Before starting on the body of the blocker, I built the collar. I’ll need to install it before starting to sew up the body. I took about a 3″×1″ piece of screen and folded-over and crimped the edges on the short and long side.
Then I rolled it around my copper diptube, keeping the folded short edge on the outside. I let it spring back a little bit so the opening was wide enough to allow the tube to slide easily in and out.
With the circumference nailed down, I was ready to start sewing. I took the awl and poked a hole though the layers of the collar. Then cut about a 2 foot length of the stainless steel wire and started sewing.
To start the seam, I wrapped the wire through the guide hole and around the edge a few times, and then pulled it tight with my pliers.
Then I just sewed down the length of the collar until about 1/4″ from the bottom. I used the awl to start all the holes. Trying to finess the wire through the mesh without a guide hole is a big waste of time.
Next, I took my scissors and cut the 4 slits in the collar (the end that is not sewn). Just like with the paper version.
With the 4 cuts made, I folded out the flanges and cut the holes in the two rectangular collar pieces. I stacked them together and shoved the awl through where I wanted the holes to be. Then I used scissors to cut the hole to about the right shape, and rounded them out by sticking my pliers in them and twisted them around.
Finally, I sandwiched the rectangular pieces around the flange.
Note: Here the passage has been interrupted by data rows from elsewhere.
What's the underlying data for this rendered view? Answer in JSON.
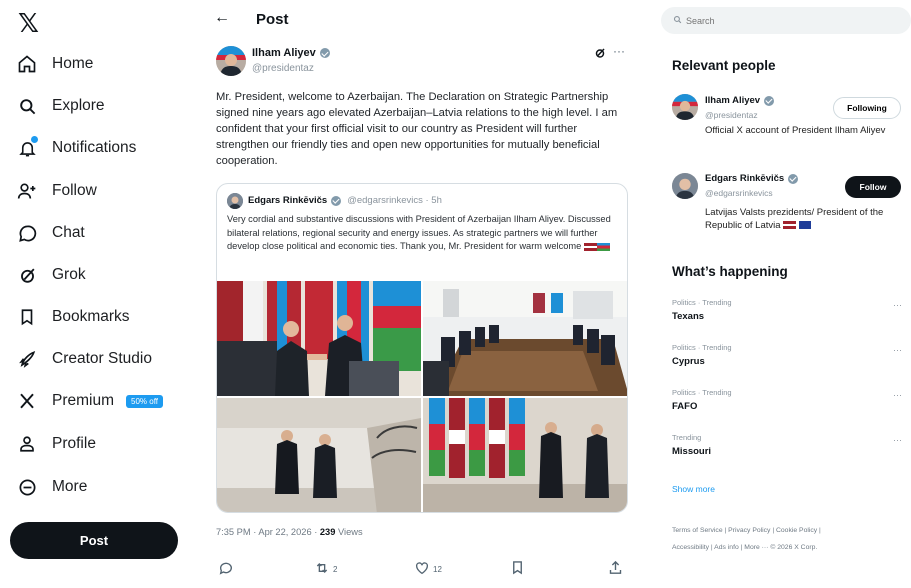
{
  "brand": {
    "logo": "𝕏"
  },
  "nav": [
    {
      "label": "Home"
    },
    {
      "label": "Explore"
    },
    {
      "label": "Notifications"
    },
    {
      "label": "Follow"
    },
    {
      "label": "Chat"
    },
    {
      "label": "Grok"
    },
    {
      "label": "Bookmarks"
    },
    {
      "label": "Creator Studio"
    },
    {
      "label": "Premium",
      "badge": "50% off"
    },
    {
      "label": "Profile"
    },
    {
      "label": "More"
    }
  ],
  "post_button": "Post",
  "header": {
    "title": "Post",
    "back": "←"
  },
  "post": {
    "author": "Ilham Aliyev",
    "handle": "@presidentaz",
    "text": "Mr. President, welcome to Azerbaijan. The Declaration on Strategic Partnership signed nine years ago elevated Azerbaijan–Latvia relations to the high level. I am confident that your first official visit to our country as President will further strengthen our friendly ties and open new opportunities for mutually beneficial cooperation.",
    "quote": {
      "author": "Edgars Rinkēvičs",
      "handle": "@edgarsrinkevics · 5h",
      "text": "Very cordial and substantive discussions with President of Azerbaijan Ilham Aliyev. Discussed bilateral relations, regional security and energy issues. As strategic partners we will further develop close political and economic ties. Thank you, Mr. President for warm welcome "
    },
    "meta": {
      "time": "7:35 PM · Apr 22, 2026 · ",
      "views_count": "239",
      "views_label": " Views"
    },
    "actions": {
      "retweets": "2",
      "likes": "12"
    }
  },
  "right": {
    "search_placeholder": "Search",
    "relevant_title": "Relevant people",
    "people": [
      {
        "name": "Ilham Aliyev",
        "handle": "@presidentaz",
        "bio": "Official X account of President Ilham Aliyev",
        "button": "Following"
      },
      {
        "name": "Edgars Rinkēvičs",
        "handle": "@edgarsrinkevics",
        "bio": "Latvijas Valsts prezidents/ President of the Republic of Latvia",
        "button": "Follow"
      }
    ],
    "happening_title": "What’s happening",
    "trends": [
      {
        "category": "Politics · Trending",
        "topic": "Texans"
      },
      {
        "category": "Politics · Trending",
        "topic": "Cyprus"
      },
      {
        "category": "Politics · Trending",
        "topic": "FAFO"
      },
      {
        "category": "Trending",
        "topic": "Missouri"
      }
    ],
    "show_more": "Show more",
    "footer": {
      "line1": "Terms of Service  |  Privacy Policy  |  Cookie Policy  |",
      "line2": "Accessibility  |  Ads info  |  More ···  © 2026 X Corp."
    }
  },
  "colors": {
    "accent": "#1d9bf0",
    "text": "#0f1419",
    "muted": "#536471"
  }
}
Installing the diptube collar
I looked at the prototype to check the placement of the collar hole. I sized it up by pressing the collar against the body, and stuck the awl through the middle to spot the hole.
I cut/widen the hole as necessary, and kept the sharp edges pointing inside the body. Then I slid the collar into place.
Next, I trimmed the overlapping surface area from the collar’s rectangles.
Finally, I attached the collar by sewing through the wall of the body and the rectangular collar pieces. I double threaded mine, but you don’t have to.
After the brief bit of sewing, I trimmed and folded-under any rough edges from the backside of the collar. The collar is done!
Sewing (and sewing and sewing and sewing) the front
Now here is the tedious part… a couple hours sewing. I started sewing at the peak. Taking about a 3.5′ length of wire, I held two sides together with my fingers and poked the first hole with the awl. I wrap the wire through the hole a few times and pulled it tight with the pliers. Then I trimmed and tucked the excess wire inside the body of the blocker. Finally, I started sewing down one of the short sides of the blocker, using holes about 1/4′ apart.
After looping through each hole, I used the pliers to pull the wire tight. Once I hit the corner, I crimped it down hard with the pliers, and ran the wire around the last hole a few times before starting back up the seam. I criss-crossed the first stitch on the way back up.
I liked the criss-cross pattern as it let me get away with fewer holes because I could space them farther apart. Less holes means less time sewing. Once I got back to the peak, I proceeded to do the other short side with the same length of wire. Eventually, the front was done!
Sewing (and sewing and sewing and sewing) the spine
More of the same. I started at the stop, and sewed down the spine, criss-cross on the way back up. Once I got back to the peak, I threaded my wire through each of the three walls a couple of times and trimmed/tucked the remaining sprig of wire inside the blocker.
Adding a hose clamp
I added a hose clamp around the tube of the collar. This is a great addition for securing the diptube to the collar.
Whew, if you followed along at home, congrats, you made it. And you have an awesome hop blocker that you can be proud of!